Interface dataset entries
....

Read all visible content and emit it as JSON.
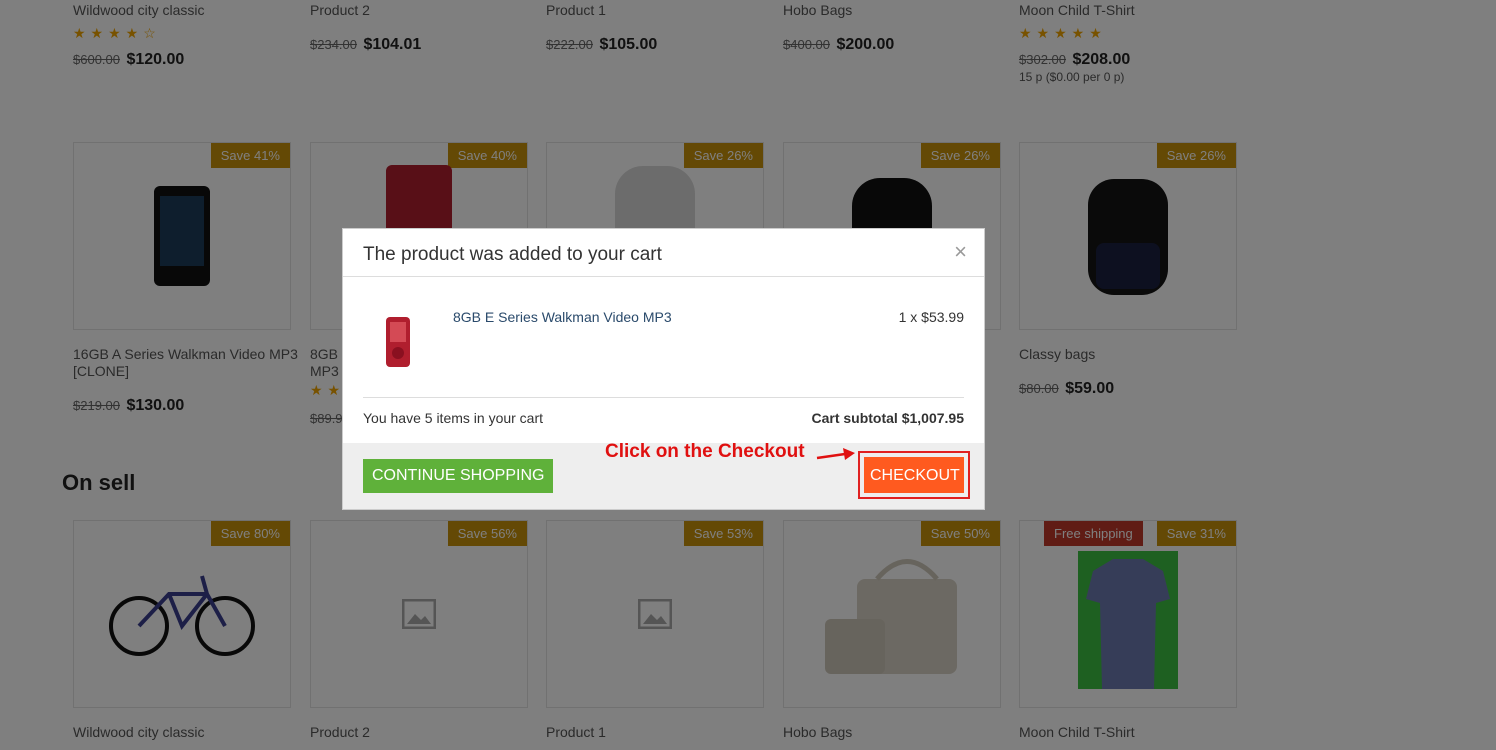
{
  "top_row": [
    {
      "name": "Wildwood city classic",
      "rating": 4,
      "old": "$600.00",
      "new": "$120.00"
    },
    {
      "name": "Product 2",
      "old": "$234.00",
      "new": "$104.01"
    },
    {
      "name": "Product 1",
      "old": "$222.00",
      "new": "$105.00"
    },
    {
      "name": "Hobo Bags",
      "old": "$400.00",
      "new": "$200.00"
    },
    {
      "name": "Moon Child T-Shirt",
      "rating": 5,
      "old": "$302.00",
      "new": "$208.00",
      "unit": "15 p ($0.00 per 0 p)"
    }
  ],
  "mid_row": [
    {
      "save": "Save 41%",
      "name": "16GB A Series Walkman Video MP3 [CLONE]",
      "old": "$219.00",
      "new": "$130.00"
    },
    {
      "save": "Save 40%",
      "name": "8GB",
      "name2": "MP3",
      "old": "$89.9"
    },
    {
      "save": "Save 26%"
    },
    {
      "save": "Save 26%"
    },
    {
      "save": "Save 26%",
      "name": "Classy bags",
      "old": "$80.00",
      "new": "$59.00"
    }
  ],
  "section": {
    "title": "On sell"
  },
  "bottom_row": [
    {
      "save": "Save 80%",
      "name": "Wildwood city classic"
    },
    {
      "save": "Save 56%",
      "name": "Product 2"
    },
    {
      "save": "Save 53%",
      "name": "Product 1"
    },
    {
      "save": "Save 50%",
      "name": "Hobo Bags"
    },
    {
      "free": "Free shipping",
      "save": "Save 31%",
      "name": "Moon Child T-Shirt"
    }
  ],
  "modal": {
    "title": "The product was added to your cart",
    "close": "×",
    "product_name": "8GB E Series Walkman Video MP3",
    "qty_price": "1 x $53.99",
    "items_text": "You have 5 items in your cart",
    "subtotal": "Cart subtotal $1,007.95",
    "continue_label": "CONTINUE SHOPPING",
    "checkout_label": "CHECKOUT"
  },
  "annotation": "Click on the Checkout",
  "colors": {
    "accent": "#ff5a1f",
    "continue": "#5fb13a",
    "save_badge": "#c9920a",
    "annotation": "#e01010"
  }
}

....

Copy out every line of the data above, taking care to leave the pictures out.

**ANSWER TO THIS PROBLEM:**
Read all visible content and emit it as JSON.
{
  "top_row": [
    {
      "name": "Wildwood city classic",
      "rating": 4,
      "old": "$600.00",
      "new": "$120.00"
    },
    {
      "name": "Product 2",
      "old": "$234.00",
      "new": "$104.01"
    },
    {
      "name": "Product 1",
      "old": "$222.00",
      "new": "$105.00"
    },
    {
      "name": "Hobo Bags",
      "old": "$400.00",
      "new": "$200.00"
    },
    {
      "name": "Moon Child T-Shirt",
      "rating": 5,
      "old": "$302.00",
      "new": "$208.00",
      "unit": "15 p ($0.00 per 0 p)"
    }
  ],
  "mid_row": [
    {
      "save": "Save 41%",
      "name": "16GB A Series Walkman Video MP3 [CLONE]",
      "old": "$219.00",
      "new": "$130.00"
    },
    {
      "save": "Save 40%",
      "name": "8GB",
      "name2": "MP3",
      "old": "$89.9"
    },
    {
      "save": "Save 26%"
    },
    {
      "save": "Save 26%"
    },
    {
      "save": "Save 26%",
      "name": "Classy bags",
      "old": "$80.00",
      "new": "$59.00"
    }
  ],
  "section": {
    "title": "On sell"
  },
  "bottom_row": [
    {
      "save": "Save 80%",
      "name": "Wildwood city classic"
    },
    {
      "save": "Save 56%",
      "name": "Product 2"
    },
    {
      "save": "Save 53%",
      "name": "Product 1"
    },
    {
      "save": "Save 50%",
      "name": "Hobo Bags"
    },
    {
      "free": "Free shipping",
      "save": "Save 31%",
      "name": "Moon Child T-Shirt"
    }
  ],
  "modal": {
    "title": "The product was added to your cart",
    "close": "×",
    "product_name": "8GB E Series Walkman Video MP3",
    "qty_price": "1 x $53.99",
    "items_text": "You have 5 items in your cart",
    "subtotal": "Cart subtotal $1,007.95",
    "continue_label": "CONTINUE SHOPPING",
    "checkout_label": "CHECKOUT"
  },
  "annotation": "Click on the Checkout",
  "colors": {
    "accent": "#ff5a1f",
    "continue": "#5fb13a",
    "save_badge": "#c9920a",
    "annotation": "#e01010"
  }
}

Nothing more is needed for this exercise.